Queso From , joined Dec 1969, posts, RR: Reply 1, posted (6 years 3 months 6 days 13 hours ago) and read 787 times:
I hate the damned things. My job requires me to support a little over 1,000 computers and their users every day. I go to work on a computer that a user has an ergo keyboard at and I am hunting and pecking all over it, I can't type on them for shit. It's like it's melted.
That they actually aren't particularly ergonomic and you can't type nearly as fast as with a normal keyboard. If you use a normal keyboard properly, you shouldn't end up with repetitive stress injury anyway.
Mangeons les French fries, mais surtout pratiquons avec fierte le French kiss

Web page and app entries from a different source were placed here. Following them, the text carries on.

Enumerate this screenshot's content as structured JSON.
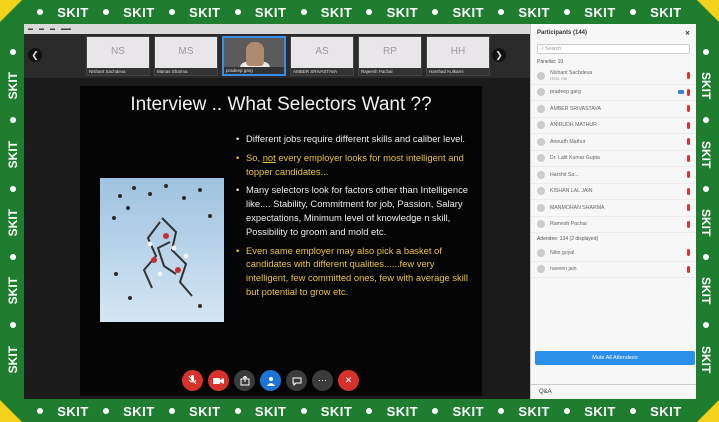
{
  "border": {
    "word": "SKIT",
    "colors": {
      "green": "#1f7d30",
      "yellow": "#f3d21b"
    }
  },
  "thumbnails": [
    {
      "initials": "NS",
      "name": "Nishant Sachdeva"
    },
    {
      "initials": "MS",
      "name": "Manas Sharma"
    },
    {
      "initials": "",
      "name": "pradeep garg",
      "active": true
    },
    {
      "initials": "AS",
      "name": "AMBER SRIVASTAVA"
    },
    {
      "initials": "RP",
      "name": "Rajeesh Pachai"
    },
    {
      "initials": "HH",
      "name": "Harshad Kulkarni"
    }
  ],
  "slide": {
    "title": "Interview .. What Selectors Want ??",
    "bullets": [
      {
        "text": "Different jobs require different skills and caliber level.",
        "color": "white"
      },
      {
        "pre": "So, ",
        "underline": "not",
        "post": " every employer looks for most intelligent and topper candidates...",
        "color": "yellow"
      },
      {
        "text": "Many selectors look for factors other than Intelligence like.... Stability, Commitment for job, Passion, Salary expectations, Minimum level of knowledge n skill, Possibility to groom and mold etc.",
        "color": "white"
      },
      {
        "text": "Even same employer may also pick a basket of candidates with different qualities......few very intelligent, few committed ones, few with average skill but potential to grow etc.",
        "color": "yellow"
      }
    ]
  },
  "controls": [
    "mic-off",
    "video-off",
    "share",
    "participants",
    "chat",
    "more",
    "leave"
  ],
  "panel": {
    "title": "Participants (144)",
    "search_placeholder": "Search",
    "panelists_label": "Panelist: 10",
    "panelists": [
      {
        "name": "Nishant Sachdeva",
        "sub": "Host, me"
      },
      {
        "name": "pradeep garg",
        "video": true
      },
      {
        "name": "AMBER SRIVASTAVA"
      },
      {
        "name": "ANIRUDH MATHUR"
      },
      {
        "name": "Anirudh Mathur"
      },
      {
        "name": "Dr. Lalit Kumar Gupta"
      },
      {
        "name": "Harshit Sa..."
      },
      {
        "name": "KISHAN LAL JAIN"
      },
      {
        "name": "MANMOHAN SHARMA"
      },
      {
        "name": "Ramesh Pachai"
      }
    ],
    "attendees_label": "Attendee: 134 (2 displayed)",
    "attendees": [
      {
        "name": "Nitin goyal"
      },
      {
        "name": "naveen jain"
      }
    ],
    "mute_all_label": "Mute All Attendees",
    "qa_label": "Q&A"
  }
}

Hawaiian717 From United States of America, joined May 1999, 3092 posts, RR: 8 Reply 6, posted (6 years 3 months 5 days 20 hours ago) and read 698 times:
I prefer them. One of the earliest was the Apple Adjustable Keyboard, which as the name implies could be adjusted from a normal configuration to being split. These days I use a Microsoft Comfort Curve 2000; it doesn't actually split down the middle but has a mild curve to it. A major reason I got it though is that all the keys are in the right place and it doesn't have one of those nasty Function Lock keys.

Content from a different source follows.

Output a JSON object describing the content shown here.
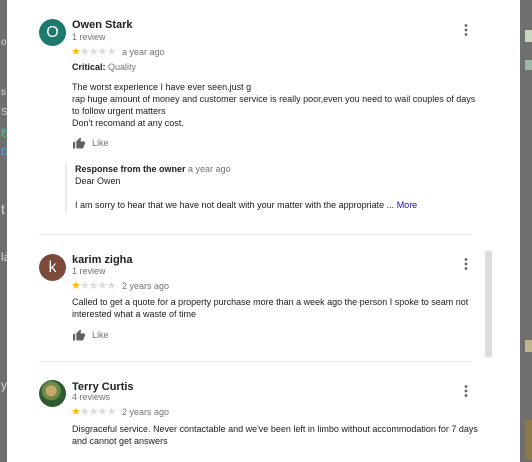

One company I worked for had replaced all their keyboards with ergonomic keyboard and they said they'd found they'd had less problems.
So true. I have the Bluetooth Keyboard and Mouse set from Microsoft and have been happy with it. I'm a hunter and pecker on the keyboard (still damn fast though) and just can't figure out any of the ergonomic keyboards.
ACDC8 From Canada, joined Mar 2005, 7598 posts, RR: 40 Reply 12, posted (6 years 3 months 5 days 19 hours ago) and read 671 times:
Quoting DeltaGator (Reply 9): What he doesn't say is they are words like The, At, His, Hers, etc.
Anyone remember what the formula for WPM typed is? Isn't it something like total characters typed (including spaces) divided by 6 equals WPM typed? I think my best (back in school) was just over 60.
Back to the topic though. Personally I don't like the ergo-keyboards, I find them very uncomfortable. However, I have the Microsoft Comfortcurve 2000 on my desktop and I am very pleased with it. The keys are curved ever so slightly and are nice and quiet. Best of all, I only paid $20 for it brand new.
Hawaiian717 From United States of America, joined May 1999, 3092 posts, RR: 8 Reply 13, posted (6 years 3 months 5 days 18 hours ago) and read 662 times:
Yes, that's the keyboard I have. If you actually look at your wrist and compare the position they're in when you use an ergonomic keyboard versus a standard one, you can see why the ergonomic ones would be more comfortable. That's assuming you're touch typing though, if you're hunting and pecking your hands are moving all over the place anyway and I have seen people get thrown off by them when they try to hunt and peck on a Comfort Curve keyboard.
One thing I never really understood though is why nobody ever really continued the adjustable idea that Apple had. The great thing about it was for people like me that liked them you could split the keyboard, but if someone who didn't like it wanted to use the keyboard, all they had to do was push the keyboard back together. Compare: